Source data:
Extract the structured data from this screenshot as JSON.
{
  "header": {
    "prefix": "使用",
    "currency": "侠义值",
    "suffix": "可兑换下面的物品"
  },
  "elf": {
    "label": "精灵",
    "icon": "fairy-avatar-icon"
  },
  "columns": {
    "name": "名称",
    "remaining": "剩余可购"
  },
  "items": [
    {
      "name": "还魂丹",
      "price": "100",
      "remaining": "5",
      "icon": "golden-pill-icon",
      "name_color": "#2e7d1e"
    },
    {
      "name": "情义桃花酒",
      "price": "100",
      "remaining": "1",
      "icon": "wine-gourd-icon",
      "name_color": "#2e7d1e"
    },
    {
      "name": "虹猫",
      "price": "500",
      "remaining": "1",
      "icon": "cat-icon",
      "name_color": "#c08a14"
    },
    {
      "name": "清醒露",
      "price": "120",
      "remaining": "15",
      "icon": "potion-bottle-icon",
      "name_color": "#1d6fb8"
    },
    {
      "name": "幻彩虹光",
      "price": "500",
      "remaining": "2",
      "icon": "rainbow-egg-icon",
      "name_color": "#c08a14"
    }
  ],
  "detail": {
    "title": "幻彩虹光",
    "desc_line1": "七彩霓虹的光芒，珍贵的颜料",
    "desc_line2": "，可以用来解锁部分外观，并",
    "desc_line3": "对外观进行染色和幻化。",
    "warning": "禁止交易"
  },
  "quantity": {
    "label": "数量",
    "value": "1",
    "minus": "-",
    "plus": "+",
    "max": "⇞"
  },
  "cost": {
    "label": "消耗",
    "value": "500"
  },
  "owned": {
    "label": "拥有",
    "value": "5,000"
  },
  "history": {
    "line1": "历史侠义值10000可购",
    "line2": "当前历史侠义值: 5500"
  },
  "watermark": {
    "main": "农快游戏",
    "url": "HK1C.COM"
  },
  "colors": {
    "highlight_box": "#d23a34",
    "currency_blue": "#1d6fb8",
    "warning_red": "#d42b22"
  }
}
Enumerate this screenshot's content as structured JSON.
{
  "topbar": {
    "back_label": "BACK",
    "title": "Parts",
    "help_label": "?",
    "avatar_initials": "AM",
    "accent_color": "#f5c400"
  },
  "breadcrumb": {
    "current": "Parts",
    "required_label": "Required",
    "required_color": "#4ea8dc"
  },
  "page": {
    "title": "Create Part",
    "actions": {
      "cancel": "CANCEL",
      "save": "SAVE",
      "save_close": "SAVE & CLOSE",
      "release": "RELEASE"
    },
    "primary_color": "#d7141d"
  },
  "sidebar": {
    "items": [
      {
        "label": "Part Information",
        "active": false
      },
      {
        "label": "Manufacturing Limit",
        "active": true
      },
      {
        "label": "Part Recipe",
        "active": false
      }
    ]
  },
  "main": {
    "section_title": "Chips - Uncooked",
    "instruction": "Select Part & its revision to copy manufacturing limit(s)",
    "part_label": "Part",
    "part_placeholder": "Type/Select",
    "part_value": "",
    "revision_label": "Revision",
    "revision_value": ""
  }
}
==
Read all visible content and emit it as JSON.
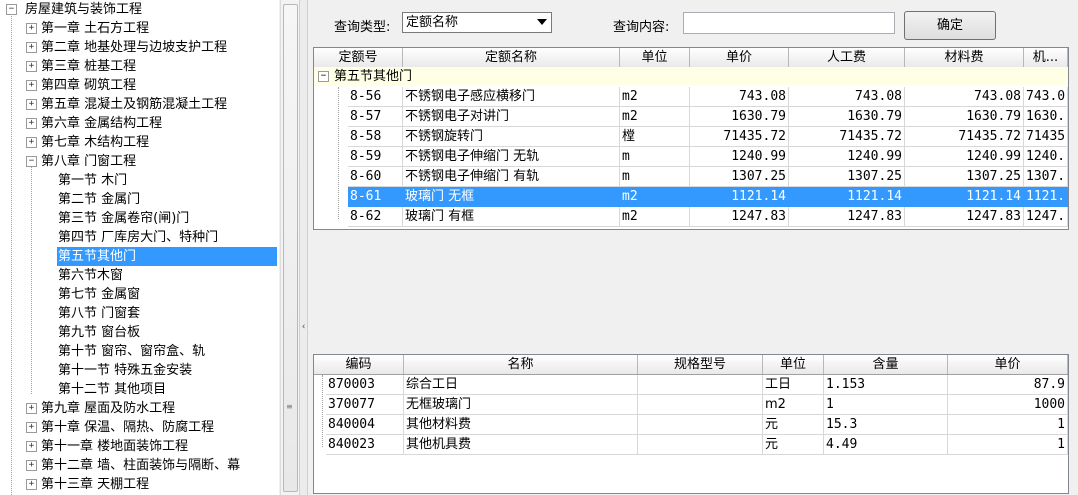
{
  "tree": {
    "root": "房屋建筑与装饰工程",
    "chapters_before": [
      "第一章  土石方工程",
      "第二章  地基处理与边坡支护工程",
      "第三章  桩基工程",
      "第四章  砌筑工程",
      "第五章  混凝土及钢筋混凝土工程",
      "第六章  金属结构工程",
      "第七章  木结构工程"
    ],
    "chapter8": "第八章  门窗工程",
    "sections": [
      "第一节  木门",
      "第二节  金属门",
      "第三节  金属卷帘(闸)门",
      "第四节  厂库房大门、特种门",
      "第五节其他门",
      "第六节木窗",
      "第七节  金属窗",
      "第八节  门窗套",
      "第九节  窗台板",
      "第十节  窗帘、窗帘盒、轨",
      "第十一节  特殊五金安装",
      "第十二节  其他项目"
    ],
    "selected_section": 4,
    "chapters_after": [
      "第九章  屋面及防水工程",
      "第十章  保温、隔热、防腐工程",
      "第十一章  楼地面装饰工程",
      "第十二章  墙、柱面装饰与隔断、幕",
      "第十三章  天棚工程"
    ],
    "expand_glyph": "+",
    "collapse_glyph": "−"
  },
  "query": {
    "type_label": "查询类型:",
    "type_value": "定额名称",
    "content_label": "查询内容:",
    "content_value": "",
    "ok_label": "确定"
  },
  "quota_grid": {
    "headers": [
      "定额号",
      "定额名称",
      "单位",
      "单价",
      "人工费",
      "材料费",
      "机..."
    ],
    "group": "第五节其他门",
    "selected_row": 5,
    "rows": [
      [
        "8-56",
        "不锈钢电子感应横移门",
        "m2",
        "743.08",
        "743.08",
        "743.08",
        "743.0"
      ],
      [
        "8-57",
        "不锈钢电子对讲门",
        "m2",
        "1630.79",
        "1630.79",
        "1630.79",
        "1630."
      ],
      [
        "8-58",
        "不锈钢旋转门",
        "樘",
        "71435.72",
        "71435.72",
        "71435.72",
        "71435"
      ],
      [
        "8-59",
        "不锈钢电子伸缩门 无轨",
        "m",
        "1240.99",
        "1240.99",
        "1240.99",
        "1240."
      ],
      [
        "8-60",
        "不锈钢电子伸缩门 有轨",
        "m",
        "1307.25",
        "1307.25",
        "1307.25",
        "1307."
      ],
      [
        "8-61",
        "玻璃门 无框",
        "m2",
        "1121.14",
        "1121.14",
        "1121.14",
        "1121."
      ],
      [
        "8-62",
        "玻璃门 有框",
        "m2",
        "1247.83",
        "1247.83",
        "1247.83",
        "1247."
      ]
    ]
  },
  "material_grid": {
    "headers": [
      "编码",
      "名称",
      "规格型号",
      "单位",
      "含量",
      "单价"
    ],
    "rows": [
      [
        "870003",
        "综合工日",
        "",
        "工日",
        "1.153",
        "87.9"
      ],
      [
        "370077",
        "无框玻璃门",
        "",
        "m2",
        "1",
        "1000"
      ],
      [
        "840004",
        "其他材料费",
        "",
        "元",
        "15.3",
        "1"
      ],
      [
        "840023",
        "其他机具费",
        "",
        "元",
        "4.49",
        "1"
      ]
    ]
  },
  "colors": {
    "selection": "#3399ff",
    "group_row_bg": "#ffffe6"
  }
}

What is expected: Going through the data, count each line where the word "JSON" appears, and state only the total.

Exercise solution: 3